DATA SUPPLIED:

┏━━

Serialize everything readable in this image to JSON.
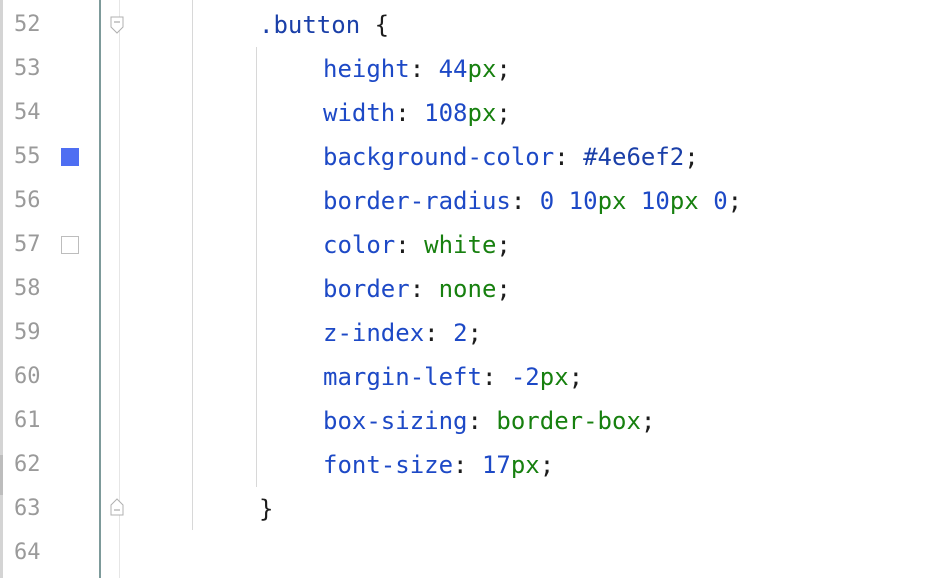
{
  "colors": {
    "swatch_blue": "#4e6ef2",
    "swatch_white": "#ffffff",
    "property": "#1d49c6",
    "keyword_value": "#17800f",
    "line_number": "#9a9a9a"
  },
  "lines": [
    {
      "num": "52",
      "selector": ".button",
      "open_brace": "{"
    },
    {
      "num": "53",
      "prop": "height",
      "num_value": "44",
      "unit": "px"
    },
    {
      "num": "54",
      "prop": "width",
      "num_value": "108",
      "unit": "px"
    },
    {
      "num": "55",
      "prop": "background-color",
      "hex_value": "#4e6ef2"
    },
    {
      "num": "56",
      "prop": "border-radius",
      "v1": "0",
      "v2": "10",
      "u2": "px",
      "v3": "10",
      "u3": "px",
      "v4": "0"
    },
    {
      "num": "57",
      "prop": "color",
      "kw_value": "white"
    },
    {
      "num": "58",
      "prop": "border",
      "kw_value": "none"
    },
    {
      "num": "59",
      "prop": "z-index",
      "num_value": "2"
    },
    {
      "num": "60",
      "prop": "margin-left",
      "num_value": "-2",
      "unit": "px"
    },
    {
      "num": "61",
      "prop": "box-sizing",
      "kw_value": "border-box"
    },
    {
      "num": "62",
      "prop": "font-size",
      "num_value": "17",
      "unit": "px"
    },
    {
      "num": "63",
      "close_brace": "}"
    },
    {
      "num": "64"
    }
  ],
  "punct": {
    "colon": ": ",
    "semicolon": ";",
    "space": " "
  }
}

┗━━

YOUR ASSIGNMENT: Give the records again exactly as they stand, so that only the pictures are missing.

TASK OUTPUT:
Serialize everything readable in this image to JSON.
{
  "colors": {
    "swatch_blue": "#4e6ef2",
    "swatch_white": "#ffffff",
    "property": "#1d49c6",
    "keyword_value": "#17800f",
    "line_number": "#9a9a9a"
  },
  "lines": [
    {
      "num": "52",
      "selector": ".button",
      "open_brace": "{"
    },
    {
      "num": "53",
      "prop": "height",
      "num_value": "44",
      "unit": "px"
    },
    {
      "num": "54",
      "prop": "width",
      "num_value": "108",
      "unit": "px"
    },
    {
      "num": "55",
      "prop": "background-color",
      "hex_value": "#4e6ef2"
    },
    {
      "num": "56",
      "prop": "border-radius",
      "v1": "0",
      "v2": "10",
      "u2": "px",
      "v3": "10",
      "u3": "px",
      "v4": "0"
    },
    {
      "num": "57",
      "prop": "color",
      "kw_value": "white"
    },
    {
      "num": "58",
      "prop": "border",
      "kw_value": "none"
    },
    {
      "num": "59",
      "prop": "z-index",
      "num_value": "2"
    },
    {
      "num": "60",
      "prop": "margin-left",
      "num_value": "-2",
      "unit": "px"
    },
    {
      "num": "61",
      "prop": "box-sizing",
      "kw_value": "border-box"
    },
    {
      "num": "62",
      "prop": "font-size",
      "num_value": "17",
      "unit": "px"
    },
    {
      "num": "63",
      "close_brace": "}"
    },
    {
      "num": "64"
    }
  ],
  "punct": {
    "colon": ": ",
    "semicolon": ";",
    "space": " "
  }
}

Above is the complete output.